Exercise details
Whenever a line below mentions the word "JSON", that line should be copied.

Records shown
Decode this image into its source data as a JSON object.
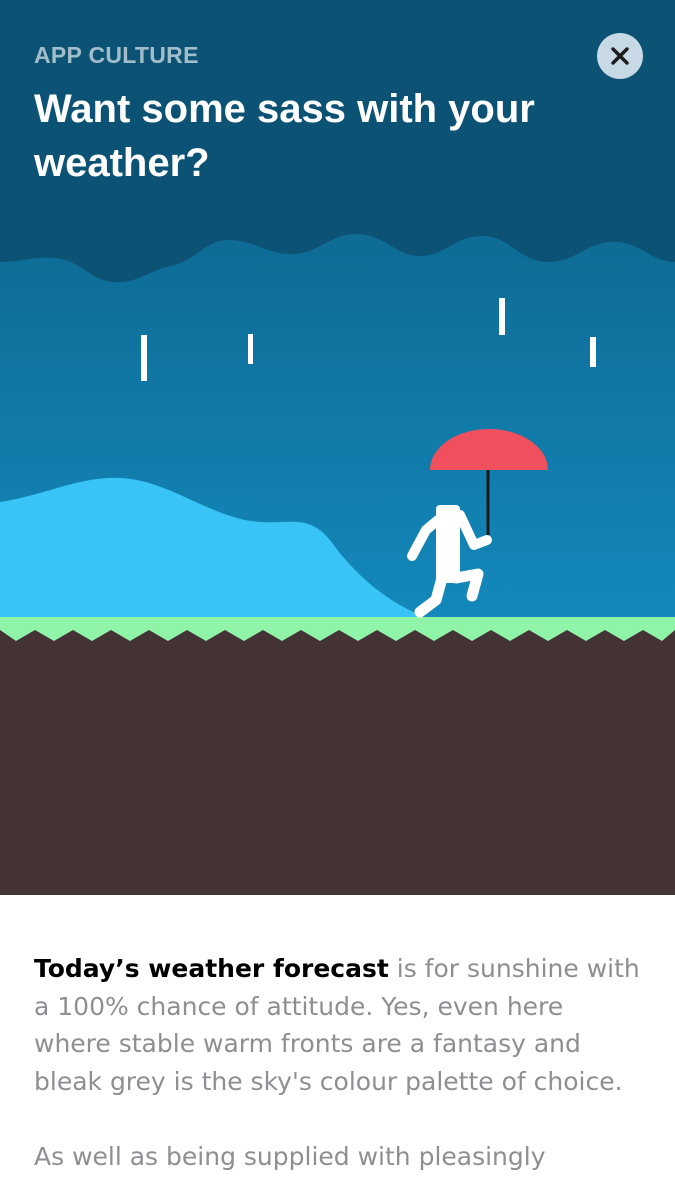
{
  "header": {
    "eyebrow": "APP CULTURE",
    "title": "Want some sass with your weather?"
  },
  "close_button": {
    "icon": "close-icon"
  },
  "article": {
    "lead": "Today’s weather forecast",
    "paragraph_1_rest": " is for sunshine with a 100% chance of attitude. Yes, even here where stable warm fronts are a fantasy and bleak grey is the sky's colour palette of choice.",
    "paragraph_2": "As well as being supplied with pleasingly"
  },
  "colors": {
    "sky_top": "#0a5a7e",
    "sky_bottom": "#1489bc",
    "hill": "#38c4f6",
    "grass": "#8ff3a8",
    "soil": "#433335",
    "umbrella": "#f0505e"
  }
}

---

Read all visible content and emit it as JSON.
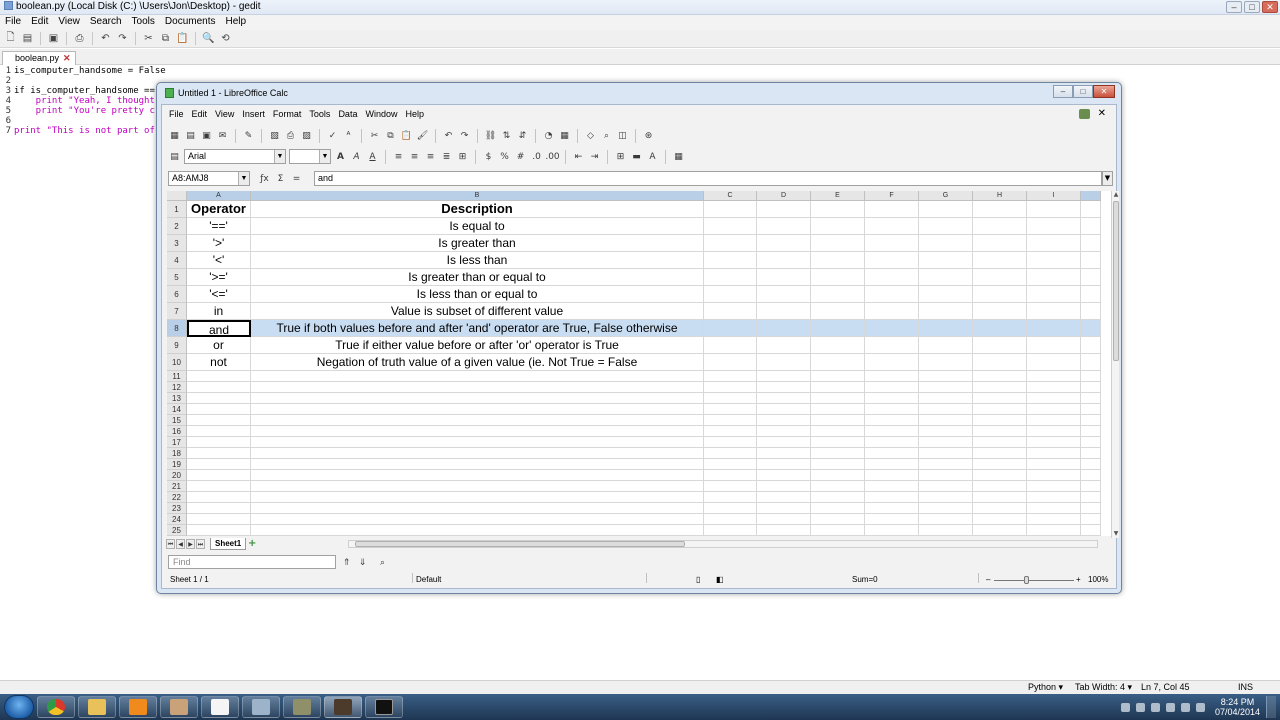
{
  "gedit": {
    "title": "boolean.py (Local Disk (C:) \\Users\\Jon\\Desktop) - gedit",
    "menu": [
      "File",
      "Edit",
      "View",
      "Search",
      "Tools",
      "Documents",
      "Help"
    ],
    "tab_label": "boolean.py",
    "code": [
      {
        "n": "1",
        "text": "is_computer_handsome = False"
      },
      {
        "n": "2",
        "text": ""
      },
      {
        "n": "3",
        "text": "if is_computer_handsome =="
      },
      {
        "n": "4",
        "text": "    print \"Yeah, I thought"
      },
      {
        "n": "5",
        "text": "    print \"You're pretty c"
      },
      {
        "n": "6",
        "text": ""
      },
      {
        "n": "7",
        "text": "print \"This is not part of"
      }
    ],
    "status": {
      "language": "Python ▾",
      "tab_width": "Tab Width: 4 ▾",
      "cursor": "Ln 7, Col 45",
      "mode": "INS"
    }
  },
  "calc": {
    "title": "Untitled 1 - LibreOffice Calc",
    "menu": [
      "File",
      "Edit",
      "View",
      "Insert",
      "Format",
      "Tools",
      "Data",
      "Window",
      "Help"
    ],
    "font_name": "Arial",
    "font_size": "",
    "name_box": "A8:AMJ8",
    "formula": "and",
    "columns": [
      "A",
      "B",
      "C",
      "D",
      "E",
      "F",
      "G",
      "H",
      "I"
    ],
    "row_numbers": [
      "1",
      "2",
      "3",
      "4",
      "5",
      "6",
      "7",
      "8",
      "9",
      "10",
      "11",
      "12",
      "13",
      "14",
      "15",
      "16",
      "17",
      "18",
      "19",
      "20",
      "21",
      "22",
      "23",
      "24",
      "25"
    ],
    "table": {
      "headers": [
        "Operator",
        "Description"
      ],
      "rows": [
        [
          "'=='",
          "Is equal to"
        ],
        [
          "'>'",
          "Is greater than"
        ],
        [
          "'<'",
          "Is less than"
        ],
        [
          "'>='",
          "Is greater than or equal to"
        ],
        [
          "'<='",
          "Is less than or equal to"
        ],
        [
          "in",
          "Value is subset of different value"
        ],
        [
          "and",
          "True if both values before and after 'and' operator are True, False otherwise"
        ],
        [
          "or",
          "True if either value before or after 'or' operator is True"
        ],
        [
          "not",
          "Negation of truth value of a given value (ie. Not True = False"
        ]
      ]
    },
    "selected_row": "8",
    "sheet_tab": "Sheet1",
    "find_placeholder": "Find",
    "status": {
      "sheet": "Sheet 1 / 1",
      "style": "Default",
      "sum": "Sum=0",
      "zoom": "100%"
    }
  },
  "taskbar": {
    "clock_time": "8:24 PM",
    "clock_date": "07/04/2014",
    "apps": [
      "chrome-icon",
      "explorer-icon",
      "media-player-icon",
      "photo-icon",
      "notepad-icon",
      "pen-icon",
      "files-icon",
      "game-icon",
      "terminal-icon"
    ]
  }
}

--

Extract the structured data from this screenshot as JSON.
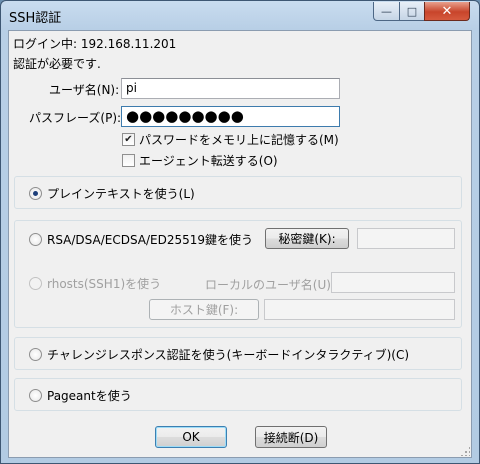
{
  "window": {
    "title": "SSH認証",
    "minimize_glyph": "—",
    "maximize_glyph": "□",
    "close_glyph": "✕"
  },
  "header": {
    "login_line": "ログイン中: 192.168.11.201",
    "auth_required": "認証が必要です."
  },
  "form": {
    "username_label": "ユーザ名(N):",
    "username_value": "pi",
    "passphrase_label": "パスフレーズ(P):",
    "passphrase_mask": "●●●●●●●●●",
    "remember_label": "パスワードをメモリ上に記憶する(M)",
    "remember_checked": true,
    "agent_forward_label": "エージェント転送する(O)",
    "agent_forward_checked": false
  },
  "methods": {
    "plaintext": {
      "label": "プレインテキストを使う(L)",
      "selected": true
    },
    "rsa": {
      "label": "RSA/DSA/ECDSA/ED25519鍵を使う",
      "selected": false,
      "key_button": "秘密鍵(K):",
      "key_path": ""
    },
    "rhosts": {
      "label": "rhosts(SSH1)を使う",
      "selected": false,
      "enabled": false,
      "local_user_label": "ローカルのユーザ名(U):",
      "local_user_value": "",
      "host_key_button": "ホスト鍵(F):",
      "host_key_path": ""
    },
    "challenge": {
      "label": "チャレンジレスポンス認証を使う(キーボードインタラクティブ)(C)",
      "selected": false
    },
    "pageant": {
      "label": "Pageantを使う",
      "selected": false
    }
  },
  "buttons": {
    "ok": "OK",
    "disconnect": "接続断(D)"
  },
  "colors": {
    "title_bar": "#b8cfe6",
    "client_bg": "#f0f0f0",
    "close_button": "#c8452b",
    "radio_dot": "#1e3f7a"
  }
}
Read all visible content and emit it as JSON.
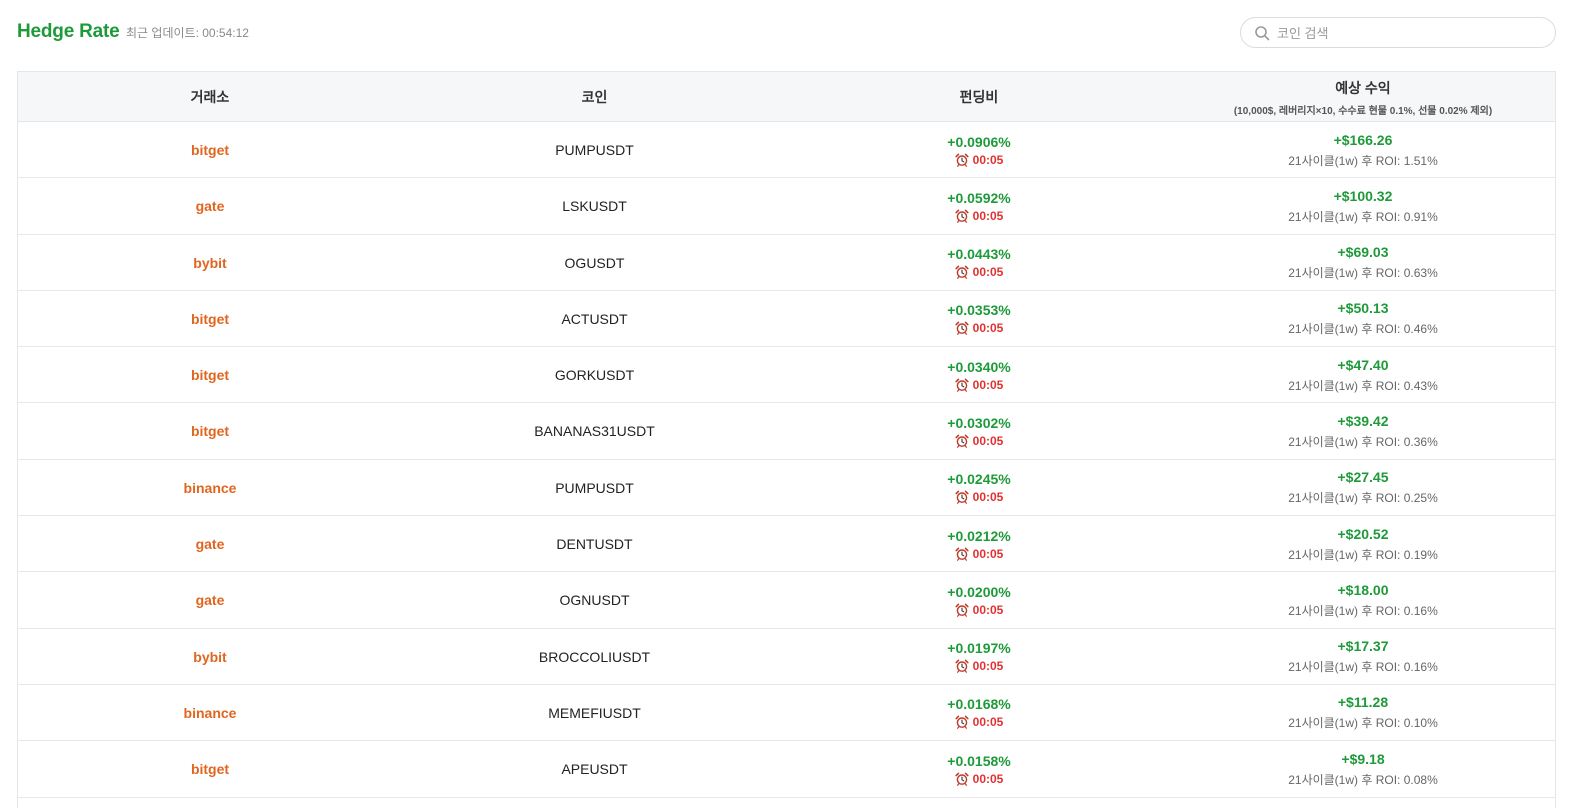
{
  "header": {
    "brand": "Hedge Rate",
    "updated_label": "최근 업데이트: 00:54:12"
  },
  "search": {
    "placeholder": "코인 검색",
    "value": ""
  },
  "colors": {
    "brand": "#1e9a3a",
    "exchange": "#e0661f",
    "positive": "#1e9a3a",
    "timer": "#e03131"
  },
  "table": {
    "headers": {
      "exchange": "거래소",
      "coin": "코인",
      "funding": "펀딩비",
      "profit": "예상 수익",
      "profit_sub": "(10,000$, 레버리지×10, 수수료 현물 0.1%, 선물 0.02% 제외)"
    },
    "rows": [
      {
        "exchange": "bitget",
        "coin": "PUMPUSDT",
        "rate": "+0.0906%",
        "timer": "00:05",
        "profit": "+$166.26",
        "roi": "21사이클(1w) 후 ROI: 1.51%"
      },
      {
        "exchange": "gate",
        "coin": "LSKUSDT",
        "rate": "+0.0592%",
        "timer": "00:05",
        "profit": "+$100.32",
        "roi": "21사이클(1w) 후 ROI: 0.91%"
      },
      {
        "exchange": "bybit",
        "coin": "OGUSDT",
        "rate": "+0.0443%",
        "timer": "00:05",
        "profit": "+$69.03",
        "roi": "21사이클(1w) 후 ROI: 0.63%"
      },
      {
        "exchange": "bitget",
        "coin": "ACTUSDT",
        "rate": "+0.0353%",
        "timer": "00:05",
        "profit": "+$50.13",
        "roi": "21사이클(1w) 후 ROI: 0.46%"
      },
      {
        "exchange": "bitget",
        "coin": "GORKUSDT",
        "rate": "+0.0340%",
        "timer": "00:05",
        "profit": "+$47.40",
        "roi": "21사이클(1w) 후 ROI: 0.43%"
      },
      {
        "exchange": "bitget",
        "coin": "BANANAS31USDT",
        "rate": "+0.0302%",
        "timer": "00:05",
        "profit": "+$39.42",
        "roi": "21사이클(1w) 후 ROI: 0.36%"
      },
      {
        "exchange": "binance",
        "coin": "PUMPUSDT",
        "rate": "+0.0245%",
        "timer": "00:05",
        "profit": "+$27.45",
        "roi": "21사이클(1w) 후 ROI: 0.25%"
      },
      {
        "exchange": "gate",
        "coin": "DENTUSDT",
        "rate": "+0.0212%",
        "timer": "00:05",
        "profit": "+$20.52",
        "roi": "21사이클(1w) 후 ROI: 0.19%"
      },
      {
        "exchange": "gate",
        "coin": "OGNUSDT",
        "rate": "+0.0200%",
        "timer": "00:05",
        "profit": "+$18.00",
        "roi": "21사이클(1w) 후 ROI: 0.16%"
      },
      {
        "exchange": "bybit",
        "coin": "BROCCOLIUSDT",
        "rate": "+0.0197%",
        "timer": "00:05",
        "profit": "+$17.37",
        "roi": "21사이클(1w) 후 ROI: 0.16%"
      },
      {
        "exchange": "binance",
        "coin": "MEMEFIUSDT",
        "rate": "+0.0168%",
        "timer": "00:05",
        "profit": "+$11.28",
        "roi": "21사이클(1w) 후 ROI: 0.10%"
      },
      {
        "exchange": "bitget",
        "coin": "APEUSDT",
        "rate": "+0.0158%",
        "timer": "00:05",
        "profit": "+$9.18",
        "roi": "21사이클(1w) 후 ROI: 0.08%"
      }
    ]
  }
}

Task solution
Decode this image into its source data as a JSON object.
Read all visible content and emit it as JSON.
Extract the structured data from this screenshot as JSON.
Read all visible content and emit it as JSON.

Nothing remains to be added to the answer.